[[ DATA, beginning ]]
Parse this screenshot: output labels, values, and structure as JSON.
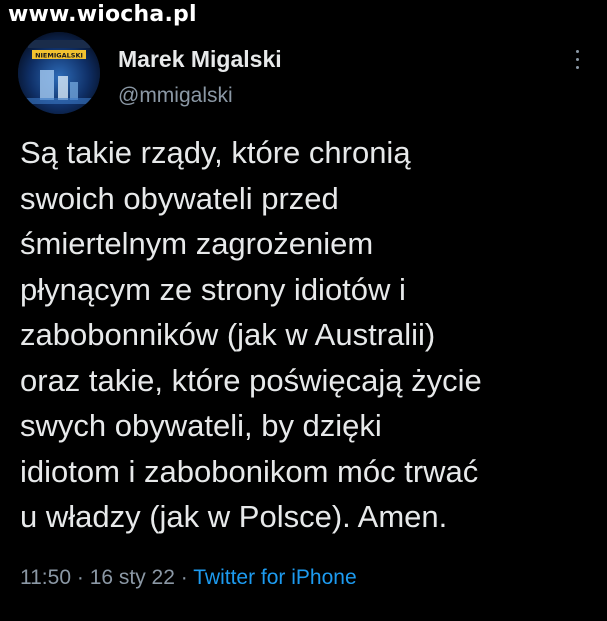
{
  "watermark": "www.wiocha.pl",
  "tweet": {
    "author": {
      "name": "Marek Migalski",
      "handle": "@mmigalski",
      "avatar_book_title": "NIEMIGALSKI"
    },
    "text_lines": [
      "Są takie rządy, które chronią",
      "swoich obywateli przed",
      "śmiertelnym zagrożeniem",
      "płynącym ze strony idiotów i",
      "zabobonników (jak w Australii)",
      "oraz takie, które poświęcają życie",
      "swych obywateli, by dzięki",
      "idiotom i zabobonikom móc trwać",
      "u władzy (jak w Polsce). Amen."
    ],
    "time": "11:50",
    "separator": "·",
    "date": "16 sty 22",
    "source": "Twitter for iPhone"
  },
  "colors": {
    "background": "#000000",
    "text": "#e7e9ea",
    "secondary": "#8b98a5",
    "link": "#1d9bf0"
  },
  "icons": {
    "more": "more-vertical-icon"
  }
}
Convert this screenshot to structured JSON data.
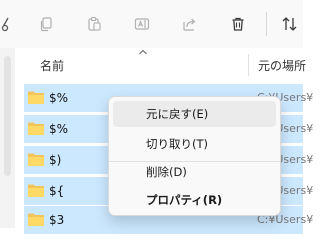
{
  "header": {
    "name_col": "名前",
    "path_col": "元の場所"
  },
  "rows": [
    {
      "name": "$%",
      "path": "C:¥Users¥"
    },
    {
      "name": "$%",
      "path": "C:¥Users¥"
    },
    {
      "name": "$)",
      "path": "C:¥Users¥"
    },
    {
      "name": "${",
      "path": "C:¥Users¥"
    },
    {
      "name": "$3",
      "path": "C:¥Users¥"
    }
  ],
  "context_menu": {
    "items": [
      "元に戻す(E)",
      "切り取り(T)",
      "削除(D)",
      "プロパティ(R)"
    ]
  },
  "colors": {
    "selection": "#cce8ff",
    "menu_bg": "#f9f9f9",
    "menu_hover": "#ebebeb",
    "toolbar_icon": "#b0b0b0"
  }
}
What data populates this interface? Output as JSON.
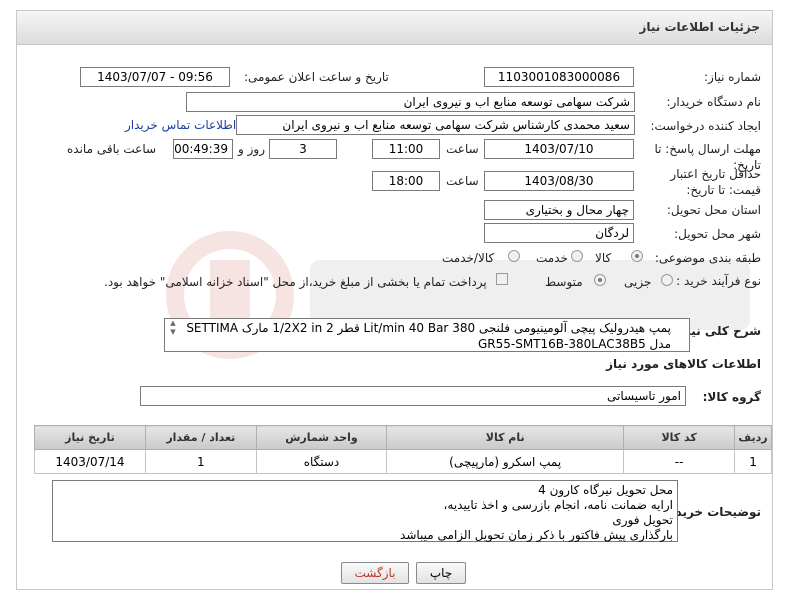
{
  "header": {
    "title": "جزئیات اطلاعات نیاز"
  },
  "form": {
    "need_number_label": "شماره نیاز:",
    "need_number": "1103001083000086",
    "announce_label": "تاریخ و ساعت اعلان عمومی:",
    "announce_value": "1403/07/07 - 09:56",
    "buyer_label": "نام دستگاه خریدار:",
    "buyer_value": "شرکت سهامی توسعه منابع اب و نیروی ایران",
    "creator_label": "ایجاد کننده درخواست:",
    "creator_value": "سعید محمدی کارشناس شرکت سهامی توسعه منابع اب و نیروی ایران",
    "contact_link": "اطلاعات تماس خریدار",
    "deadline_label": "مهلت ارسال پاسخ: تا تاریخ:",
    "deadline_date": "1403/07/10",
    "time_label": "ساعت",
    "deadline_time": "11:00",
    "days_value": "3",
    "days_label": "روز و",
    "remaining_value": "00:49:39",
    "remaining_label": "ساعت باقی مانده",
    "price_label": "حداقل تاریخ اعتبار قیمت: تا تاریخ:",
    "price_date": "1403/08/30",
    "price_time_label": "ساعت",
    "price_time": "18:00",
    "province_label": "استان محل تحویل:",
    "province_value": "چهار محال و بختیاری",
    "city_label": "شهر محل تحویل:",
    "city_value": "لردگان",
    "category_label": "طبقه بندی موضوعی:",
    "category_options": [
      "کالا",
      "خدمت",
      "کالا/خدمت"
    ],
    "process_label": "نوع فرآیند خرید :",
    "process_options": [
      "جزیی",
      "متوسط"
    ],
    "treasury_text": "پرداخت تمام یا بخشی از مبلغ خرید،از محل \"اسناد خزانه اسلامی\" خواهد بود."
  },
  "description": {
    "label": "شرح کلی نیاز:",
    "text": "پمپ هیدرولیک پیچی آلومینیومی فلنجی 380 Lit/min 40 Bar قطر 2 1/2X2 in مارک SETTIMA مدل GR55-SMT16B-380LAC38B5"
  },
  "goods": {
    "section_title": "اطلاعات کالاهای مورد نیاز",
    "group_label": "گروه کالا:",
    "group_value": "امور تاسیساتی",
    "columns": [
      "ردیف",
      "کد کالا",
      "نام کالا",
      "واحد شمارش",
      "تعداد / مقدار",
      "تاریخ نیاز"
    ],
    "rows": [
      {
        "row": "1",
        "code": "--",
        "name": "پمپ اسکرو (مارپیچی)",
        "unit": "دستگاه",
        "qty": "1",
        "date": "1403/07/14"
      }
    ]
  },
  "notes": {
    "label": "توضیحات خریدار:",
    "lines": [
      "محل تحویل نیرگاه کارون 4",
      "ارایه ضمانت نامه، انجام بازرسی و اخذ تاییدیه،",
      "تحویل فوری",
      "بارگذاری پیش فاکتور با ذکر زمان تحویل الزامی میباشد"
    ]
  },
  "buttons": {
    "print": "چاپ",
    "back": "بازگشت"
  },
  "colors": {
    "link": "#1a3fa6",
    "back_text": "#c0392b"
  }
}
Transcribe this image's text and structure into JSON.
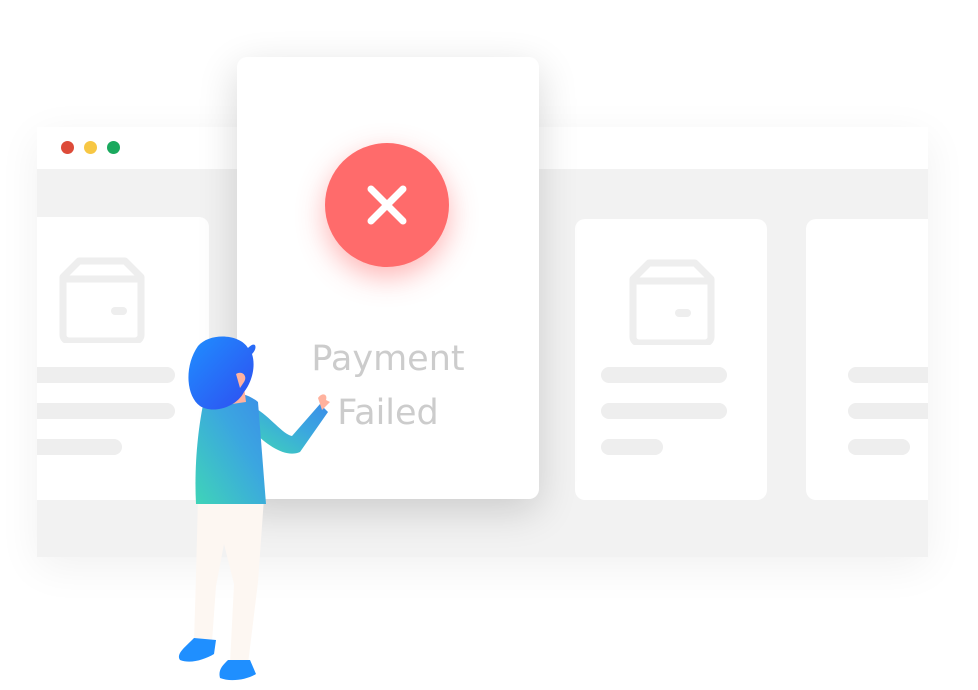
{
  "window": {
    "controls": [
      {
        "name": "close",
        "color": "#dd4b39"
      },
      {
        "name": "minimize",
        "color": "#f7c744"
      },
      {
        "name": "maximize",
        "color": "#1aa95e"
      }
    ]
  },
  "modal": {
    "icon": "close-x-icon",
    "icon_color": "#ff6b6b",
    "title_line1": "Payment",
    "title_line2": "Failed"
  },
  "colors": {
    "page_background": "#f2f2f2",
    "card": "#ffffff",
    "placeholder": "#eeeeee",
    "error": "#ff6b6b",
    "text_muted": "#cccccc"
  }
}
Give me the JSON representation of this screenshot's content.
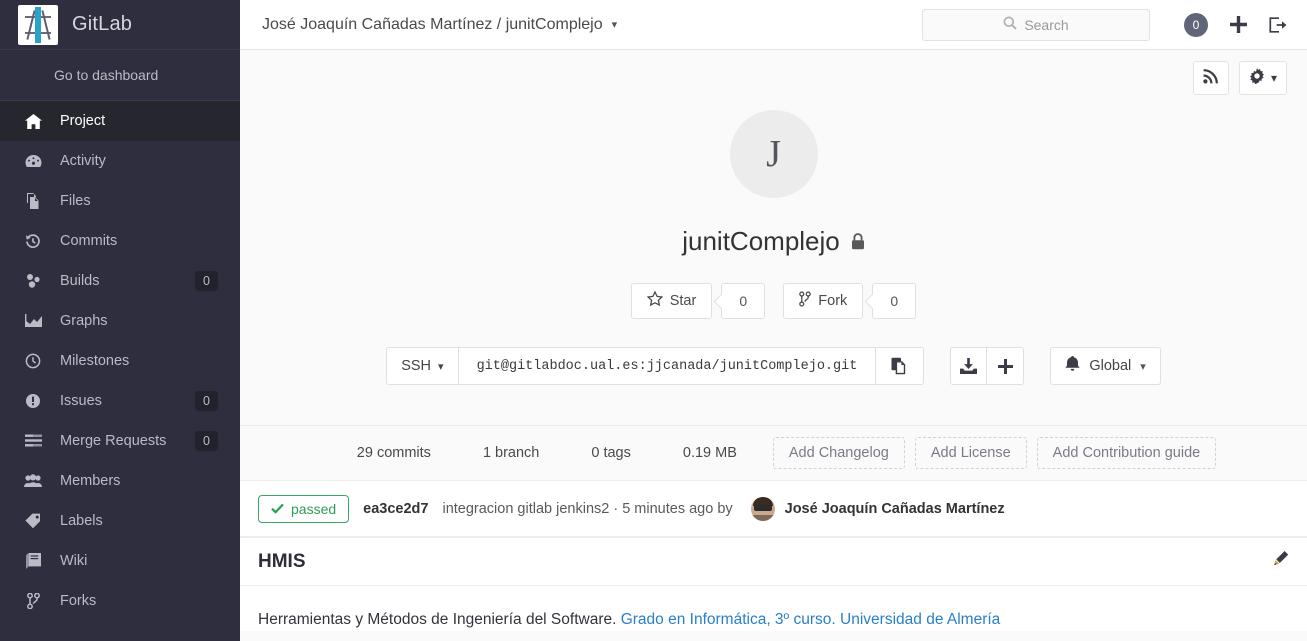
{
  "sidebar": {
    "brand": {
      "name": "GitLab",
      "logo_icon": "gitlab-logo-icon"
    },
    "dashboard_link": "Go to dashboard",
    "items": [
      {
        "label": "Project",
        "icon": "home-icon",
        "badge": "",
        "active": true
      },
      {
        "label": "Activity",
        "icon": "dashboard-icon",
        "badge": "",
        "active": false
      },
      {
        "label": "Files",
        "icon": "files-icon",
        "badge": "",
        "active": false
      },
      {
        "label": "Commits",
        "icon": "history-icon",
        "badge": "",
        "active": false
      },
      {
        "label": "Builds",
        "icon": "builds-icon",
        "badge": "0",
        "active": false
      },
      {
        "label": "Graphs",
        "icon": "graph-icon",
        "badge": "",
        "active": false
      },
      {
        "label": "Milestones",
        "icon": "clock-icon",
        "badge": "",
        "active": false
      },
      {
        "label": "Issues",
        "icon": "exclamation-icon",
        "badge": "0",
        "active": false
      },
      {
        "label": "Merge Requests",
        "icon": "merge-request-icon",
        "badge": "0",
        "active": false
      },
      {
        "label": "Members",
        "icon": "users-icon",
        "badge": "",
        "active": false
      },
      {
        "label": "Labels",
        "icon": "tag-icon",
        "badge": "",
        "active": false
      },
      {
        "label": "Wiki",
        "icon": "book-icon",
        "badge": "",
        "active": false
      },
      {
        "label": "Forks",
        "icon": "fork-icon",
        "badge": "",
        "active": false
      }
    ]
  },
  "topbar": {
    "breadcrumb": "José Joaquín Cañadas Martínez / junitComplejo",
    "breadcrumb_caret": "▾",
    "search_placeholder": "Search",
    "search_value": "",
    "todo_count": "0",
    "new_icon": "plus-icon",
    "signout_icon": "sign-out-icon"
  },
  "tools": {
    "rss_icon": "rss-feed-icon",
    "settings_icon": "gear-icon",
    "settings_caret": "▾"
  },
  "project": {
    "avatar_letter": "J",
    "name": "junitComplejo",
    "visibility_icon": "lock-icon",
    "star_label": "Star",
    "star_count": "0",
    "fork_label": "Fork",
    "fork_count": "0"
  },
  "clone": {
    "protocol": "SSH",
    "protocol_caret": "▾",
    "url": "git@gitlabdoc.ual.es:jjcanada/junitComplejo.git",
    "copy_icon": "copy-to-clipboard-icon",
    "download_icon": "download-icon",
    "add_icon": "plus-icon",
    "notification_label": "Global",
    "notification_icon": "bell-icon",
    "notification_caret": "▾"
  },
  "stats": {
    "commits": "29 commits",
    "branches": "1 branch",
    "tags": "0 tags",
    "size": "0.19 MB",
    "add_changelog": "Add Changelog",
    "add_license": "Add License",
    "add_contribution_guide": "Add Contribution guide"
  },
  "last_commit": {
    "status": "passed",
    "status_color": "#2e9e57",
    "sha": "ea3ce2d7",
    "message": "integracion gitlab jenkins2 · 5 minutes ago by",
    "author": "José Joaquín Cañadas Martínez"
  },
  "readme": {
    "title": "HMIS",
    "edit_icon": "pencil-icon",
    "text_plain": "Herramientas y Métodos de Ingeniería del Software. ",
    "link1": "Grado en Informática, 3º curso.",
    "space": " ",
    "link2": "Universidad de Almería",
    "link_color": "#2a7fc9"
  }
}
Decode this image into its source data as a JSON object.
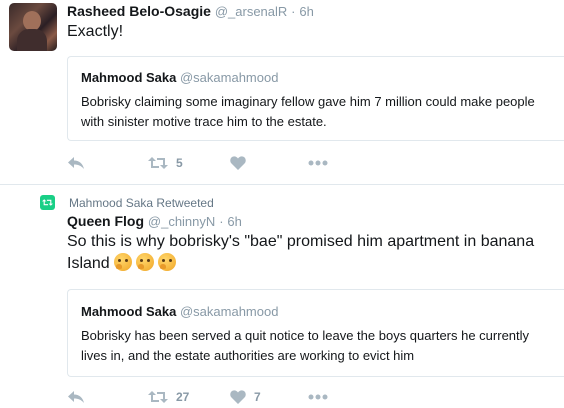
{
  "tweets": [
    {
      "author_name": "Rasheed Belo-Osagie",
      "handle": "@_arsenalR",
      "separator": "·",
      "time": "6h",
      "text": "Exactly!",
      "quoted": {
        "author_name": "Mahmood Saka",
        "handle": "@sakamahmood",
        "text": "Bobrisky claiming some imaginary fellow gave him 7 million could make people with sinister motive trace him to the estate."
      },
      "actions": {
        "retweet_count": "5",
        "like_count": ""
      }
    },
    {
      "retweeted_by": "Mahmood Saka Retweeted",
      "author_name": "Queen Flog",
      "handle": "@_chinnyN",
      "separator": "·",
      "time": "6h",
      "text": "So this is why bobrisky's \"bae\" promised him apartment in banana Island",
      "emoji_names": [
        "thinking-face-emoji",
        "thinking-face-emoji",
        "thinking-face-emoji"
      ],
      "quoted": {
        "author_name": "Mahmood Saka",
        "handle": "@sakamahmood",
        "text": "Bobrisky has been served a quit notice to leave the boys quarters he currently lives in, and the estate authorities are working to evict him"
      },
      "actions": {
        "retweet_count": "27",
        "like_count": "7"
      }
    }
  ],
  "colors": {
    "icon": "#aab8c2",
    "muted": "#8899a6",
    "border": "#e1e8ed",
    "retweet_badge": "#19cf86"
  }
}
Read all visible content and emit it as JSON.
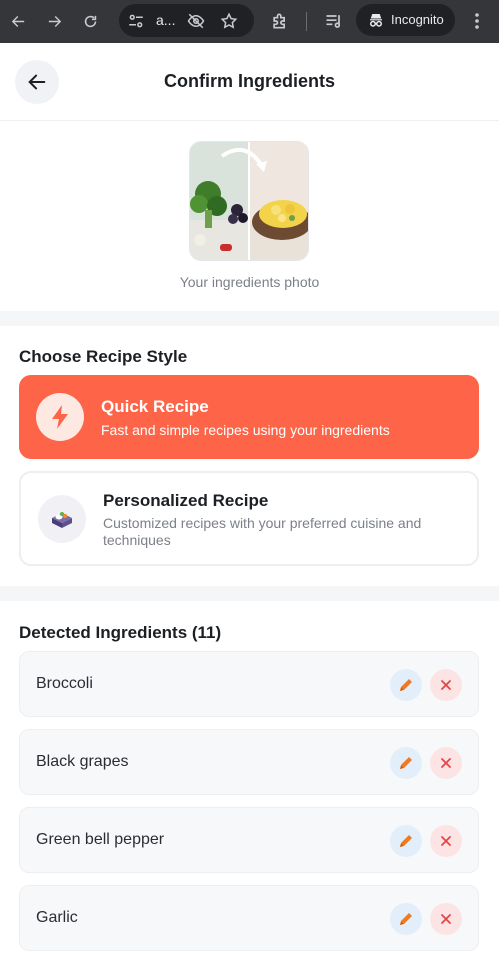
{
  "browser": {
    "url_text": "a...",
    "incognito_label": "Incognito"
  },
  "header": {
    "title": "Confirm Ingredients"
  },
  "photo": {
    "caption": "Your ingredients photo"
  },
  "recipe_style": {
    "title": "Choose Recipe Style",
    "options": [
      {
        "title": "Quick Recipe",
        "description": "Fast and simple recipes using your ingredients",
        "selected": true
      },
      {
        "title": "Personalized Recipe",
        "description": "Customized recipes with your preferred cuisine and techniques",
        "selected": false
      }
    ]
  },
  "ingredients": {
    "title": "Detected Ingredients (11)",
    "items": [
      {
        "name": "Broccoli"
      },
      {
        "name": "Black grapes"
      },
      {
        "name": "Green bell pepper"
      },
      {
        "name": "Garlic"
      }
    ]
  },
  "colors": {
    "accent": "#fd6448",
    "edit_icon": "#f07a22",
    "delete_icon": "#e64545"
  }
}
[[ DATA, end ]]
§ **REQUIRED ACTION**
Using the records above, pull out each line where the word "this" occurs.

§ **WRITTEN RESPONSE**
Parse this screenshot: output labels, values, and structure as JSON.
Convert this screenshot to structured JSON data.
What data populates this interface? Output as JSON.
Transcribe this image's text and structure into JSON.
Give me the JSON representation of this screenshot's content.
Decode this image into its source data as a JSON object.
      "text": "So this is why bobrisky's \"bae\" promised him apartment in banana Island",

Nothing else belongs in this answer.